(Element data from apps and pages)
┌──
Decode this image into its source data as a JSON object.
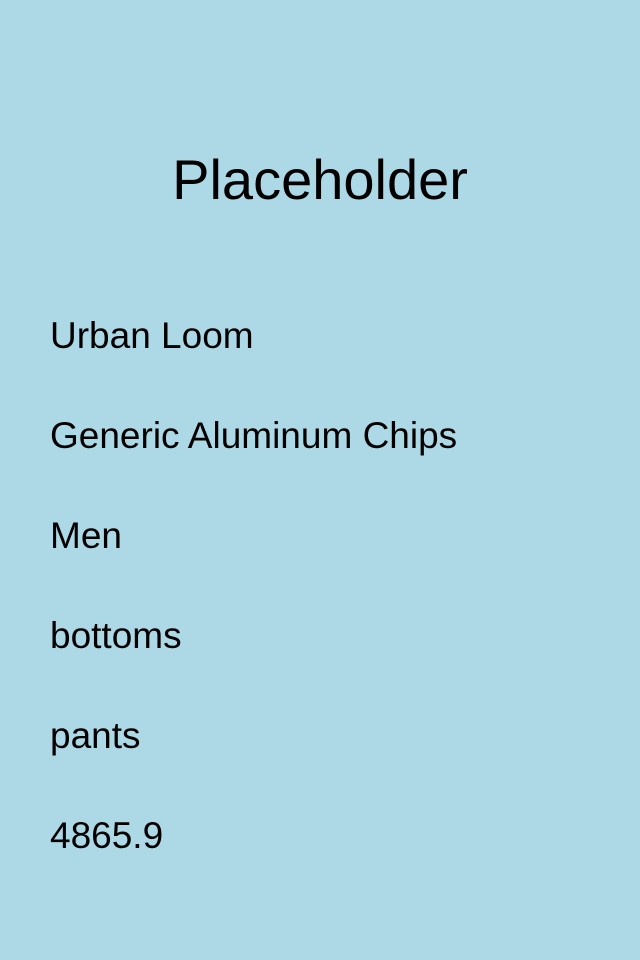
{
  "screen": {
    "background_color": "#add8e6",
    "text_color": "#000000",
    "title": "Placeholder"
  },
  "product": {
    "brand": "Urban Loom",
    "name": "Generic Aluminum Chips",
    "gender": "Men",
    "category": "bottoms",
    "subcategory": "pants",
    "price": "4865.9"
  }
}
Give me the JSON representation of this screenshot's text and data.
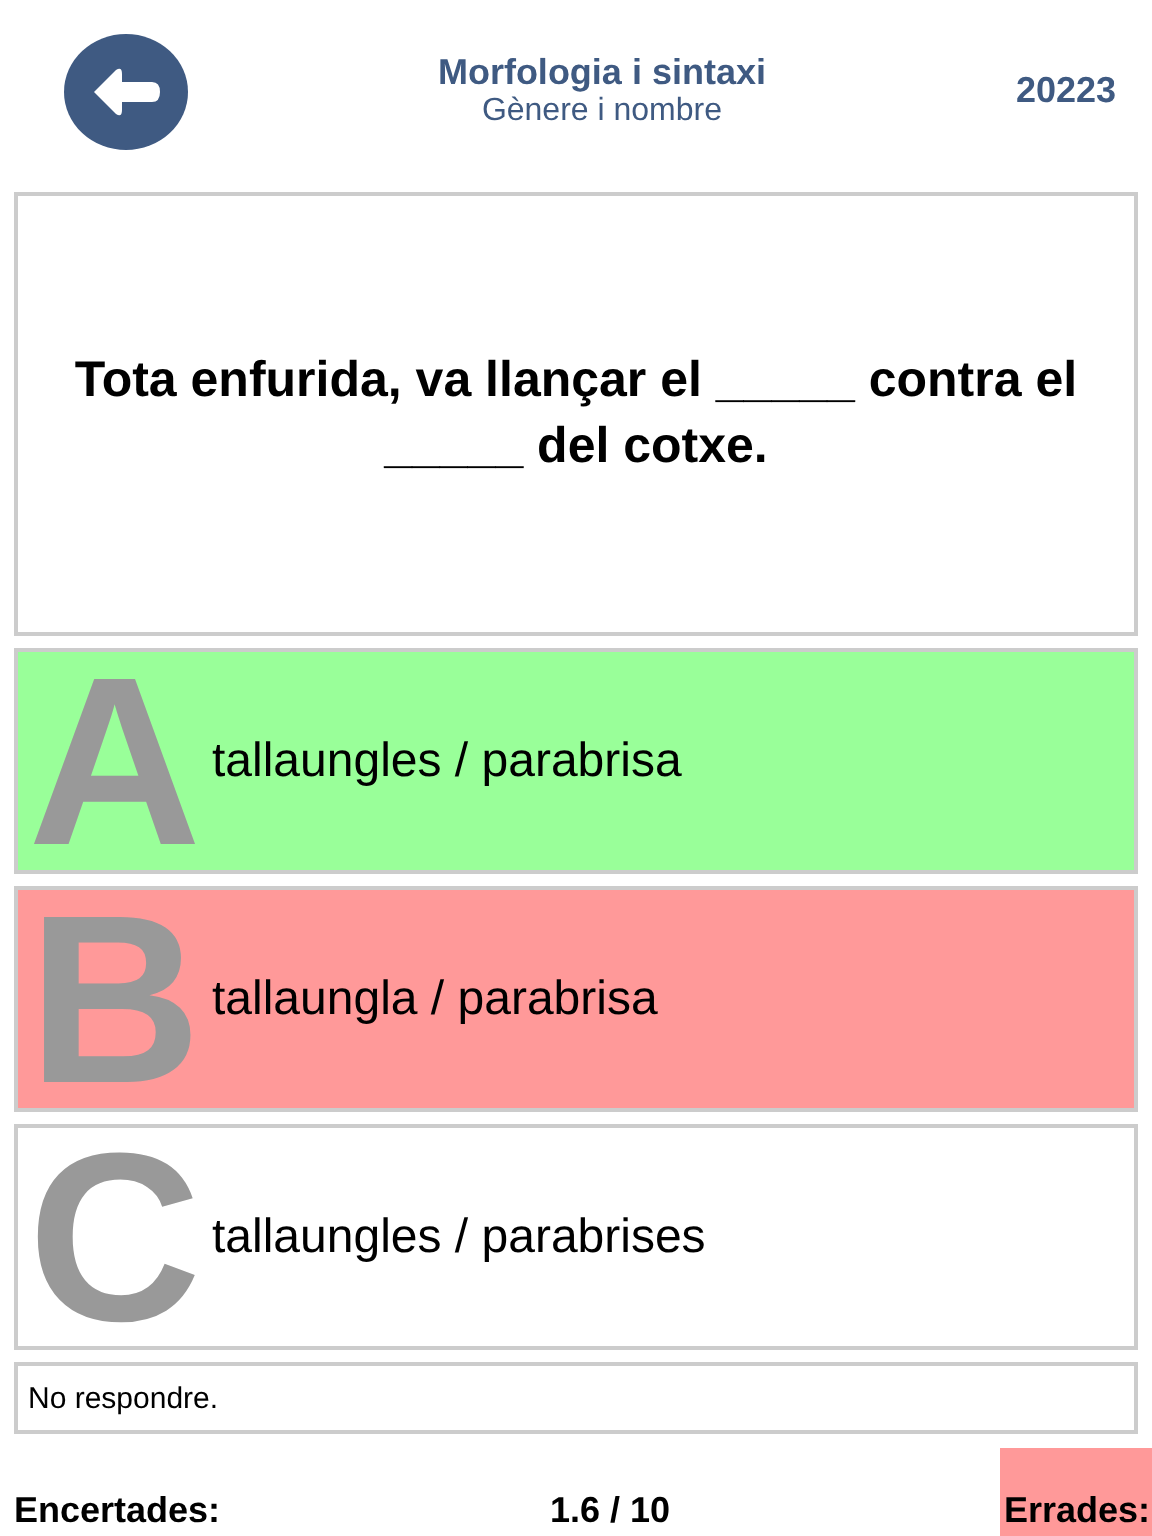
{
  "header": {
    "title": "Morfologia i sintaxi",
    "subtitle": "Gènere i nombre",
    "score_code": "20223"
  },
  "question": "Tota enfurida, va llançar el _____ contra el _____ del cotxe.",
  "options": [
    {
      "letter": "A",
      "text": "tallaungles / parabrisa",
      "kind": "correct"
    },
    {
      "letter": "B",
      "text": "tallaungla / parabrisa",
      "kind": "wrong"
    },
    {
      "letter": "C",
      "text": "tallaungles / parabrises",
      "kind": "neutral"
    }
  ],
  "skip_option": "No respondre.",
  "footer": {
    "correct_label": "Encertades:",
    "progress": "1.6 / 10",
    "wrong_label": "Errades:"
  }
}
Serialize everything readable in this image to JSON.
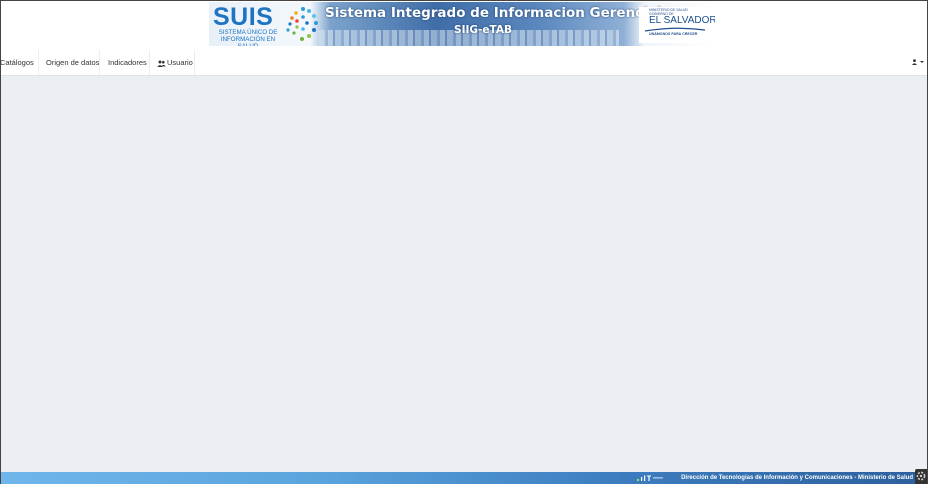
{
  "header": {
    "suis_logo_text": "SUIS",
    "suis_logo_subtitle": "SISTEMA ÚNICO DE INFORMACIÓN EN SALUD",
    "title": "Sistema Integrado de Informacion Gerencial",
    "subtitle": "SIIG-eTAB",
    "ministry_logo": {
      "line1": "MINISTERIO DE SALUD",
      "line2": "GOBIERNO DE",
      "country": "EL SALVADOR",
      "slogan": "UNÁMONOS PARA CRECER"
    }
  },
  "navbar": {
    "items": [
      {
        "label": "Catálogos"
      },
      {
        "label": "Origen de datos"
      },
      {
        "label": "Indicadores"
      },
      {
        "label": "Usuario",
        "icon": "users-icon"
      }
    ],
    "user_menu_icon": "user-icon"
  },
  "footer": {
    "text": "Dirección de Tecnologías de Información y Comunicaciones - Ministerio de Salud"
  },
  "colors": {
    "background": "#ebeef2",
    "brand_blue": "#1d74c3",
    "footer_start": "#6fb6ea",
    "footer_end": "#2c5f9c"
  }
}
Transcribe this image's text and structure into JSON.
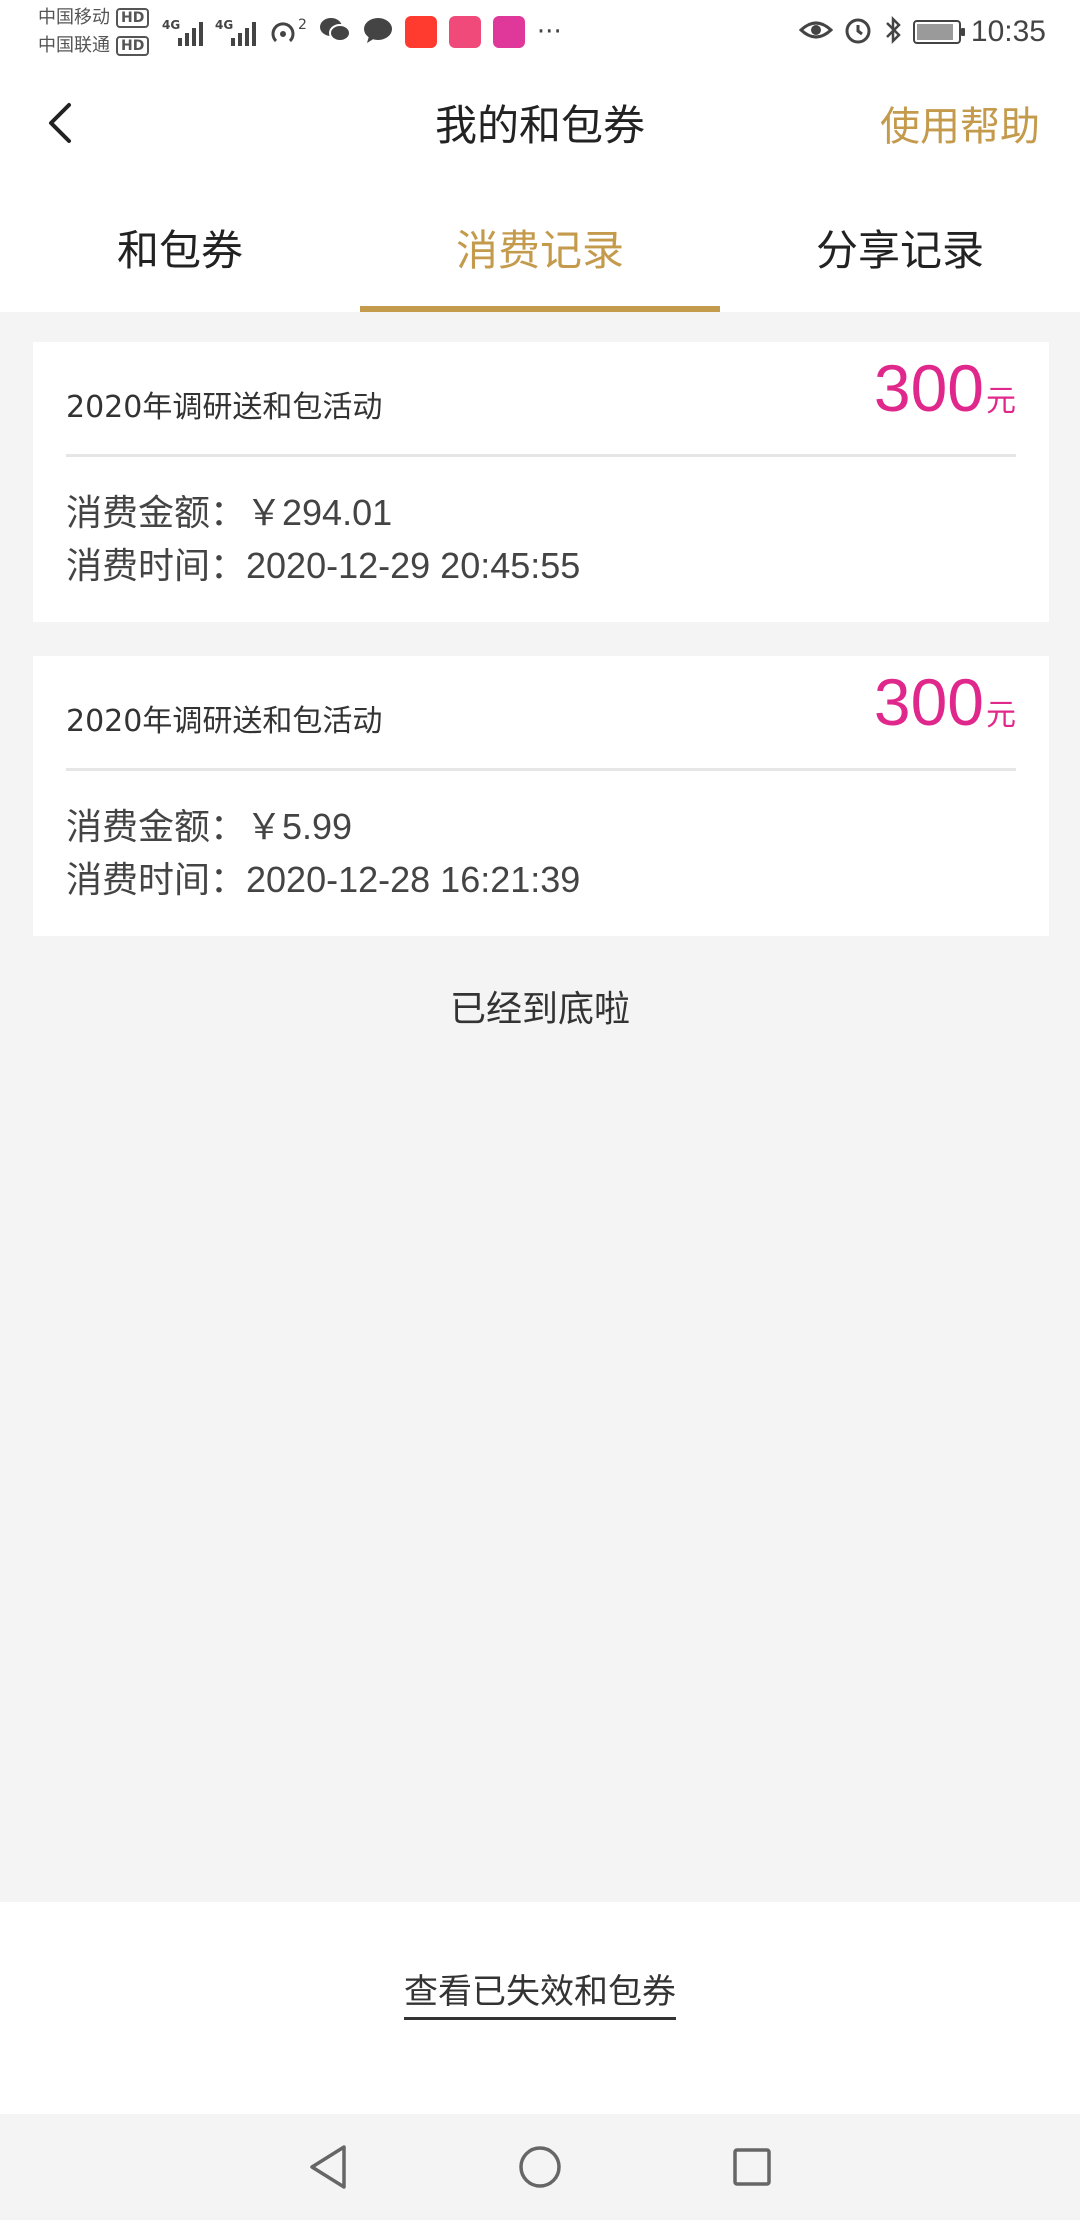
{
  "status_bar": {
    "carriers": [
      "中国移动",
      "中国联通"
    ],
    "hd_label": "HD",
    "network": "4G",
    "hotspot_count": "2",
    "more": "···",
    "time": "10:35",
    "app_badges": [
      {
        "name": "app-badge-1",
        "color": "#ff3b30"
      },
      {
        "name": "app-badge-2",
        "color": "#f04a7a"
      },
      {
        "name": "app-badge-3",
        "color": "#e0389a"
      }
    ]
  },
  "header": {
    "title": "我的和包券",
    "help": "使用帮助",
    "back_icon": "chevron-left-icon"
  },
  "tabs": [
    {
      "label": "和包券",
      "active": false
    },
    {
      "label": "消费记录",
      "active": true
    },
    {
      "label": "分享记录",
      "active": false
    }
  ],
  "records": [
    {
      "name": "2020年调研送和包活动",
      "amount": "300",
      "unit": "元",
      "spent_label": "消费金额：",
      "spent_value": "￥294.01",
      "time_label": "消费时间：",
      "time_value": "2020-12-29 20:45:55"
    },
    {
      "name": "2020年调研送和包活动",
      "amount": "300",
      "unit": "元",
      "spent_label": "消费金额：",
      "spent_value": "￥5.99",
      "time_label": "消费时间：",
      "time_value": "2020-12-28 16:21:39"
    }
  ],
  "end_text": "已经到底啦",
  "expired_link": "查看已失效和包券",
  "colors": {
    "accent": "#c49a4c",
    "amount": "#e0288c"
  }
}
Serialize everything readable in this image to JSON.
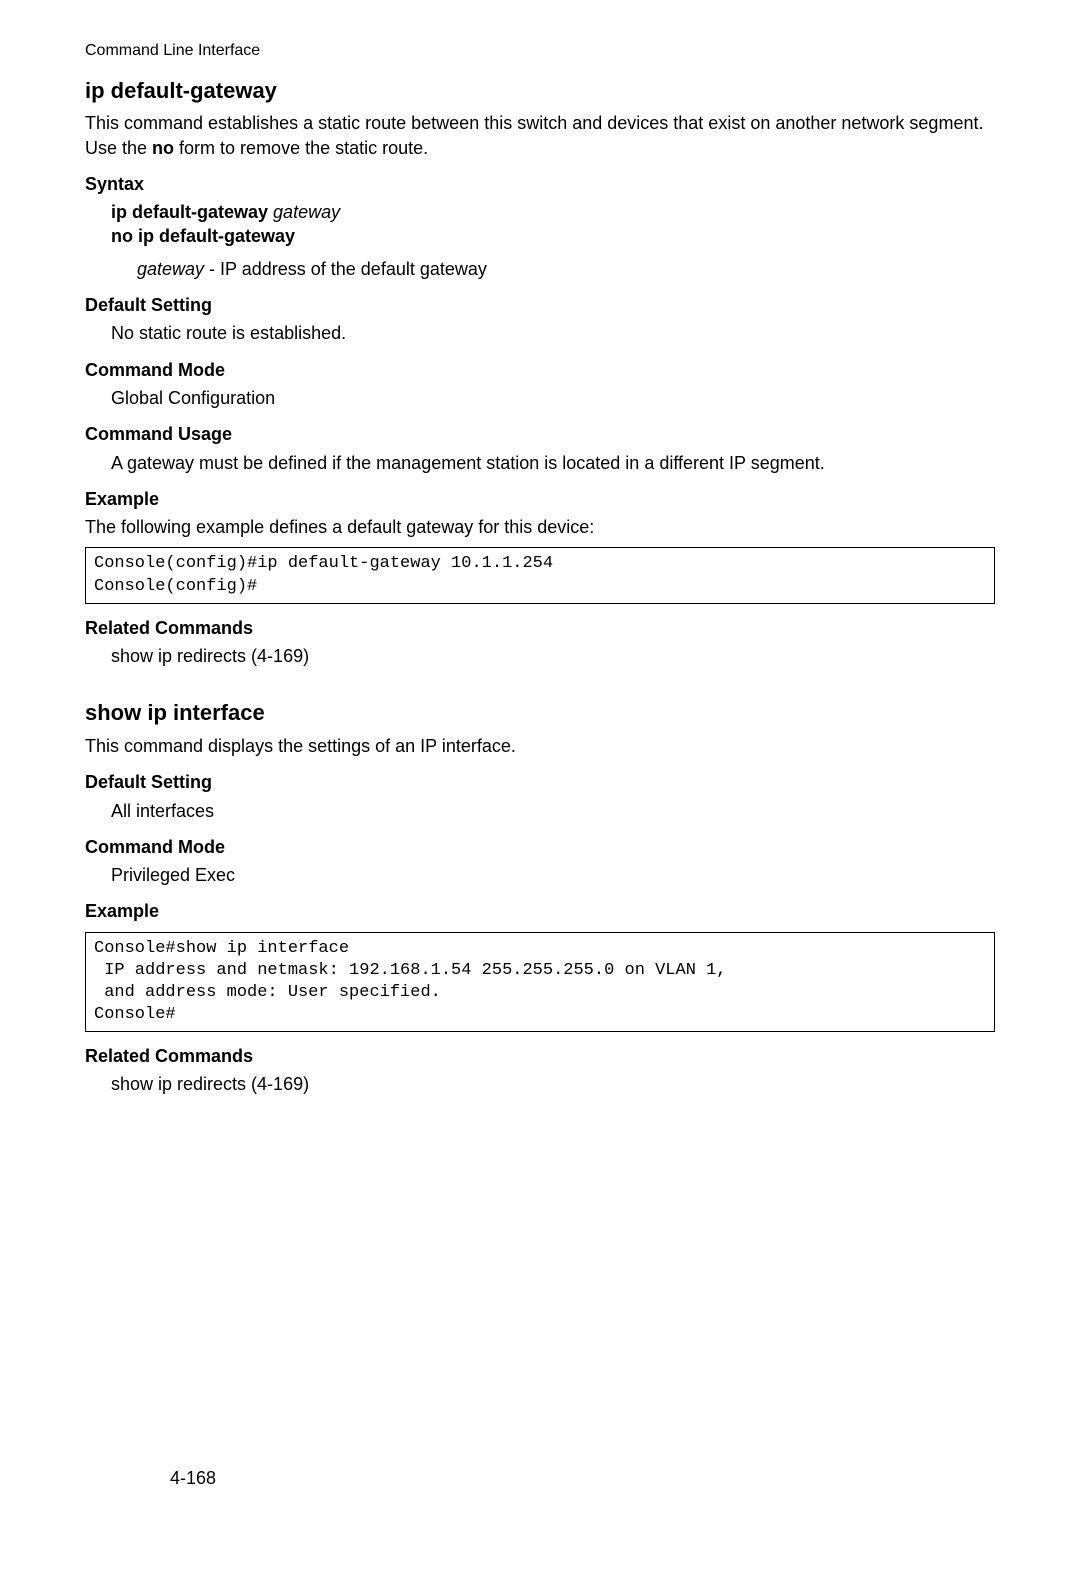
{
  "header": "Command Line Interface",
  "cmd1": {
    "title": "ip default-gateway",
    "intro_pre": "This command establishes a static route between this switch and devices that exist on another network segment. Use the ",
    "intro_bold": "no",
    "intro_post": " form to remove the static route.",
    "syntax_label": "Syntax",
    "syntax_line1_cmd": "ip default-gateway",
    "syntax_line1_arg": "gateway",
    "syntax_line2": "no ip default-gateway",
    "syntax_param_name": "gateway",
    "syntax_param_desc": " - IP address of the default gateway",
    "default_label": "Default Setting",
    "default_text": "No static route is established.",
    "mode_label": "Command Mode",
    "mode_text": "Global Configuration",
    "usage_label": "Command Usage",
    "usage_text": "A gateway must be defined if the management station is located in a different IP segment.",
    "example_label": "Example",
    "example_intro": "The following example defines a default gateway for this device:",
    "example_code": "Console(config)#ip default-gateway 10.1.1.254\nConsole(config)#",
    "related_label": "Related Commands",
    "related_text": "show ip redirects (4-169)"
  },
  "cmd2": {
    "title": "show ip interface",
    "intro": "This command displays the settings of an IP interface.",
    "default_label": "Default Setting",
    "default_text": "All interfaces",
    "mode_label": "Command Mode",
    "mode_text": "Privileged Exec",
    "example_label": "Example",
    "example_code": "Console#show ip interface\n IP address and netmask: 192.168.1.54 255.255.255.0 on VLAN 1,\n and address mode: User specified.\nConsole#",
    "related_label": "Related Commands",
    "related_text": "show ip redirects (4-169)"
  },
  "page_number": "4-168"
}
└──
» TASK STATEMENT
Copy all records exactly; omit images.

» ANSWER TO THIS TASK
Decode this image into its source data as a JSON object.
{
  "screen": {
    "background_color": "#add8e6",
    "text_color": "#000000",
    "title": "Placeholder"
  },
  "product": {
    "brand": "Urban Loom",
    "name": "Generic Aluminum Chips",
    "gender": "Men",
    "category": "bottoms",
    "subcategory": "pants",
    "price": "4865.9"
  }
}
Give me the JSON representation of this screenshot's text and data.
{
  "header": {
    "title": "Morfologia i sintaxi",
    "subtitle": "Gènere i nombre",
    "score_code": "20223"
  },
  "question": "Tota enfurida, va llançar el _____ contra el _____ del cotxe.",
  "options": [
    {
      "letter": "A",
      "text": "tallaungles / parabrisa",
      "kind": "correct"
    },
    {
      "letter": "B",
      "text": "tallaungla / parabrisa",
      "kind": "wrong"
    },
    {
      "letter": "C",
      "text": "tallaungles / parabrises",
      "kind": "neutral"
    }
  ],
  "skip_option": "No respondre.",
  "footer": {
    "correct_label": "Encertades:",
    "progress": "1.6 / 10",
    "wrong_label": "Errades:"
  }
}
Serialize everything readable in this image to JSON.
{
  "header": {
    "suis_logo_text": "SUIS",
    "suis_logo_subtitle": "SISTEMA ÚNICO DE INFORMACIÓN EN SALUD",
    "title": "Sistema Integrado de Informacion Gerencial",
    "subtitle": "SIIG-eTAB",
    "ministry_logo": {
      "line1": "MINISTERIO DE SALUD",
      "line2": "GOBIERNO DE",
      "country": "EL SALVADOR",
      "slogan": "UNÁMONOS PARA CRECER"
    }
  },
  "navbar": {
    "items": [
      {
        "label": "Catálogos"
      },
      {
        "label": "Origen de datos"
      },
      {
        "label": "Indicadores"
      },
      {
        "label": "Usuario",
        "icon": "users-icon"
      }
    ],
    "user_menu_icon": "user-icon"
  },
  "footer": {
    "text": "Dirección de Tecnologías de Información y Comunicaciones - Ministerio de Salud"
  },
  "colors": {
    "background": "#ebeef2",
    "brand_blue": "#1d74c3",
    "footer_start": "#6fb6ea",
    "footer_end": "#2c5f9c"
  }
}
Transcribe this image's text and structure into JSON.
{
  "status_bar": {
    "carriers": [
      "中国移动",
      "中国联通"
    ],
    "hd_label": "HD",
    "network": "4G",
    "hotspot_count": "2",
    "more": "···",
    "time": "10:35",
    "app_badges": [
      {
        "name": "app-badge-1",
        "color": "#ff3b30"
      },
      {
        "name": "app-badge-2",
        "color": "#f04a7a"
      },
      {
        "name": "app-badge-3",
        "color": "#e0389a"
      }
    ]
  },
  "header": {
    "title": "我的和包券",
    "help": "使用帮助",
    "back_icon": "chevron-left-icon"
  },
  "tabs": [
    {
      "label": "和包券",
      "active": false
    },
    {
      "label": "消费记录",
      "active": true
    },
    {
      "label": "分享记录",
      "active": false
    }
  ],
  "records": [
    {
      "name": "2020年调研送和包活动",
      "amount": "300",
      "unit": "元",
      "spent_label": "消费金额：",
      "spent_value": "￥294.01",
      "time_label": "消费时间：",
      "time_value": "2020-12-29 20:45:55"
    },
    {
      "name": "2020年调研送和包活动",
      "amount": "300",
      "unit": "元",
      "spent_label": "消费金额：",
      "spent_value": "￥5.99",
      "time_label": "消费时间：",
      "time_value": "2020-12-28 16:21:39"
    }
  ],
  "end_text": "已经到底啦",
  "expired_link": "查看已失效和包券",
  "colors": {
    "accent": "#c49a4c",
    "amount": "#e0288c"
  }
}
Serialize everything readable in this image to JSON.
{
  "header": "Command Line Interface",
  "cmd1": {
    "title": "ip default-gateway",
    "intro_pre": "This command establishes a static route between this switch and devices that exist on another network segment. Use the ",
    "intro_bold": "no",
    "intro_post": " form to remove the static route.",
    "syntax_label": "Syntax",
    "syntax_line1_cmd": "ip default-gateway",
    "syntax_line1_arg": "gateway",
    "syntax_line2": "no ip default-gateway",
    "syntax_param_name": "gateway",
    "syntax_param_desc": " - IP address of the default gateway",
    "default_label": "Default Setting",
    "default_text": "No static route is established.",
    "mode_label": "Command Mode",
    "mode_text": "Global Configuration",
    "usage_label": "Command Usage",
    "usage_text": "A gateway must be defined if the management station is located in a different IP segment.",
    "example_label": "Example",
    "example_intro": "The following example defines a default gateway for this device:",
    "example_code": "Console(config)#ip default-gateway 10.1.1.254\nConsole(config)#",
    "related_label": "Related Commands",
    "related_text": "show ip redirects (4-169)"
  },
  "cmd2": {
    "title": "show ip interface",
    "intro": "This command displays the settings of an IP interface.",
    "default_label": "Default Setting",
    "default_text": "All interfaces",
    "mode_label": "Command Mode",
    "mode_text": "Privileged Exec",
    "example_label": "Example",
    "example_code": "Console#show ip interface\n IP address and netmask: 192.168.1.54 255.255.255.0 on VLAN 1,\n and address mode: User specified.\nConsole#",
    "related_label": "Related Commands",
    "related_text": "show ip redirects (4-169)"
  },
  "page_number": "4-168"
}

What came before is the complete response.